# WORK TO COMPLETE:
Check each line of the material below for "folder", then copy the ones that contain it.

# DATASET:
····················

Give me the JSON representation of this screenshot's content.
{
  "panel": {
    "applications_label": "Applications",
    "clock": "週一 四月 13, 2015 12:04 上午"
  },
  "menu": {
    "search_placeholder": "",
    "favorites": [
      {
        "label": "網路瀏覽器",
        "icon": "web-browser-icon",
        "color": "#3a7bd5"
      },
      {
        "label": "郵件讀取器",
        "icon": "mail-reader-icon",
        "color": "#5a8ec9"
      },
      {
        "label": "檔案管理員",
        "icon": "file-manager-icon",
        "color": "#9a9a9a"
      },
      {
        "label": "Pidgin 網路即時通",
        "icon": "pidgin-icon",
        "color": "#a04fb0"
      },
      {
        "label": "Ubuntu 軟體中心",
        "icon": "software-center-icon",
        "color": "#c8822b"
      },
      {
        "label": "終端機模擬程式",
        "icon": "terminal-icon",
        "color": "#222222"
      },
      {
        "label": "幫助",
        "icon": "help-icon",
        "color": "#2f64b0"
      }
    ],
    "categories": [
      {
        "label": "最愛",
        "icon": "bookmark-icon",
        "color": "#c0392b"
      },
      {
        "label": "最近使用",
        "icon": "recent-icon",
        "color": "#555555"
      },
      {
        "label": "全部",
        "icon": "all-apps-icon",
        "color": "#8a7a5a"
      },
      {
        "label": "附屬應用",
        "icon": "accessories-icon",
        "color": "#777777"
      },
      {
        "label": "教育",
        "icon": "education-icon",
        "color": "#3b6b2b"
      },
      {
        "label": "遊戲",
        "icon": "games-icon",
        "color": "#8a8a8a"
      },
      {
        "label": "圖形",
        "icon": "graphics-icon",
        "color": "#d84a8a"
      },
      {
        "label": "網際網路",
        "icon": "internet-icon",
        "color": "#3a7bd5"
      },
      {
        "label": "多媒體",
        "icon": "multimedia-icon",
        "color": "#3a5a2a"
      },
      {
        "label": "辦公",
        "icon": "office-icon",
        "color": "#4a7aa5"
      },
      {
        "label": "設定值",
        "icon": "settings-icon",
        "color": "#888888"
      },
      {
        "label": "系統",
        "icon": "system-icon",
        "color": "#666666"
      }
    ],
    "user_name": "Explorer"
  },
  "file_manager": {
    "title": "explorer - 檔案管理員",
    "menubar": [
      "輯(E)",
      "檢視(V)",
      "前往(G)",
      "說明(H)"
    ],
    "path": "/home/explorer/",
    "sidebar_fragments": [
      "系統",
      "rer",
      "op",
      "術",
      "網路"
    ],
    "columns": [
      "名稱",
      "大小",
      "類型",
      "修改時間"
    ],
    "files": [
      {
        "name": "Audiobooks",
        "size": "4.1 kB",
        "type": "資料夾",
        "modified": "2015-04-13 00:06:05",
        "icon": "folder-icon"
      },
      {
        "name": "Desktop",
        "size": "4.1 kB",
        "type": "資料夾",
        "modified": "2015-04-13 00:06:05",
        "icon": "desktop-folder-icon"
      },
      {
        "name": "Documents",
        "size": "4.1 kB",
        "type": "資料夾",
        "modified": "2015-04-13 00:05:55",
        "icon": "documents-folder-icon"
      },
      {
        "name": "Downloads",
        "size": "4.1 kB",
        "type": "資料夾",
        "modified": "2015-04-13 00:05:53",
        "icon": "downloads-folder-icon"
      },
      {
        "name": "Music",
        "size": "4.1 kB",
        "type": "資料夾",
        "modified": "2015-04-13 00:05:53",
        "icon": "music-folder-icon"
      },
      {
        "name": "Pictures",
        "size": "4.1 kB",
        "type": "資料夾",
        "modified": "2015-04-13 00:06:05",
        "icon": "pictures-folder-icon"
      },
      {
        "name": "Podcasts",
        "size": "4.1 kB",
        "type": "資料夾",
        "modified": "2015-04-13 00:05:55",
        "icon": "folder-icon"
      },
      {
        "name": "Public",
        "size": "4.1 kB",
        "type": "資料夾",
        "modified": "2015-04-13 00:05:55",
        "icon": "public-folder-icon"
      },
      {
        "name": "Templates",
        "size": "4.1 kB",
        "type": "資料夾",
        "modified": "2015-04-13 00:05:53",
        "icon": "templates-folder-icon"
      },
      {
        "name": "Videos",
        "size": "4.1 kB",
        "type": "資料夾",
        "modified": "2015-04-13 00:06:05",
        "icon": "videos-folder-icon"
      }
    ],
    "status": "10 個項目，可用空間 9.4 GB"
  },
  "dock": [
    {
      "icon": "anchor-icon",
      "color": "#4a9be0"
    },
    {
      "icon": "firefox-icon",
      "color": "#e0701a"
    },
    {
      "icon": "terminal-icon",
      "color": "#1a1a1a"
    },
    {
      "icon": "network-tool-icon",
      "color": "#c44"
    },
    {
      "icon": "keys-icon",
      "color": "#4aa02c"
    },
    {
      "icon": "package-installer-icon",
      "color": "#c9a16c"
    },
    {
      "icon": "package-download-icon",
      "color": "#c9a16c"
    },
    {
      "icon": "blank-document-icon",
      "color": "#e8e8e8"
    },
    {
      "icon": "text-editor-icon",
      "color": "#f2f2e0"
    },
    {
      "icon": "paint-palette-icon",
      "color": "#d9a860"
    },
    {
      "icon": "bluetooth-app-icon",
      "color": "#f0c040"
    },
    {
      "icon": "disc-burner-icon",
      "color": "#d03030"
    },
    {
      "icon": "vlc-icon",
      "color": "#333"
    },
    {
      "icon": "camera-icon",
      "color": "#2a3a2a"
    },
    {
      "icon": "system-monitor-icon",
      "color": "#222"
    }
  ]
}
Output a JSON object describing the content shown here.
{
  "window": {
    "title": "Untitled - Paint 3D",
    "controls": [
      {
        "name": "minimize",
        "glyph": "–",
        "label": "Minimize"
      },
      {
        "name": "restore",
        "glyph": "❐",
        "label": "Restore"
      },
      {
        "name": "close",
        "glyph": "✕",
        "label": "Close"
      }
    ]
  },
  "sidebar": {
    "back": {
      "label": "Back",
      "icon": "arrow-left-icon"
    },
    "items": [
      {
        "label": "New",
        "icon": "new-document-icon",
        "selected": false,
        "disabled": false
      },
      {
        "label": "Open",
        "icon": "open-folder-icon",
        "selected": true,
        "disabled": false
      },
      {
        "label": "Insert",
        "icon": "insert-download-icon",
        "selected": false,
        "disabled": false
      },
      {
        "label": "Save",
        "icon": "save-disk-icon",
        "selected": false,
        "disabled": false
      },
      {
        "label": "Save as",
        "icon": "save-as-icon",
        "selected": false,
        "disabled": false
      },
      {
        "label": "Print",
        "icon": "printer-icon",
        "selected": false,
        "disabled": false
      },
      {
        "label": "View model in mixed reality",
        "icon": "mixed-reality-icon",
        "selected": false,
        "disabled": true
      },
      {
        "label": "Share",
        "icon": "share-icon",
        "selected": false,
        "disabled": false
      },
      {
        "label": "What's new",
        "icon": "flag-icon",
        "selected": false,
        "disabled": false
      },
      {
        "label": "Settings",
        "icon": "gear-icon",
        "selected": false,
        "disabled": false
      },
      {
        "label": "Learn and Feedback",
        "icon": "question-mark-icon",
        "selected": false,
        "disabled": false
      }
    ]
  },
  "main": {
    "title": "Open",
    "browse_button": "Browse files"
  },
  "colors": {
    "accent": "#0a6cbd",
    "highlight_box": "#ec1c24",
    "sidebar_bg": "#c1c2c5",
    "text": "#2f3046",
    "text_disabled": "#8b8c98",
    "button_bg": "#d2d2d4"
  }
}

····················

# RESULT BELOW:
        "icon": "folder-icon"
        "icon": "desktop-folder-icon"
        "icon": "documents-folder-icon"
        "icon": "downloads-folder-icon"
        "icon": "music-folder-icon"
        "icon": "pictures-folder-icon"
        "icon": "folder-icon"
        "icon": "public-folder-icon"
        "icon": "templates-folder-icon"
        "icon": "videos-folder-icon"
        "icon": "open-folder-icon",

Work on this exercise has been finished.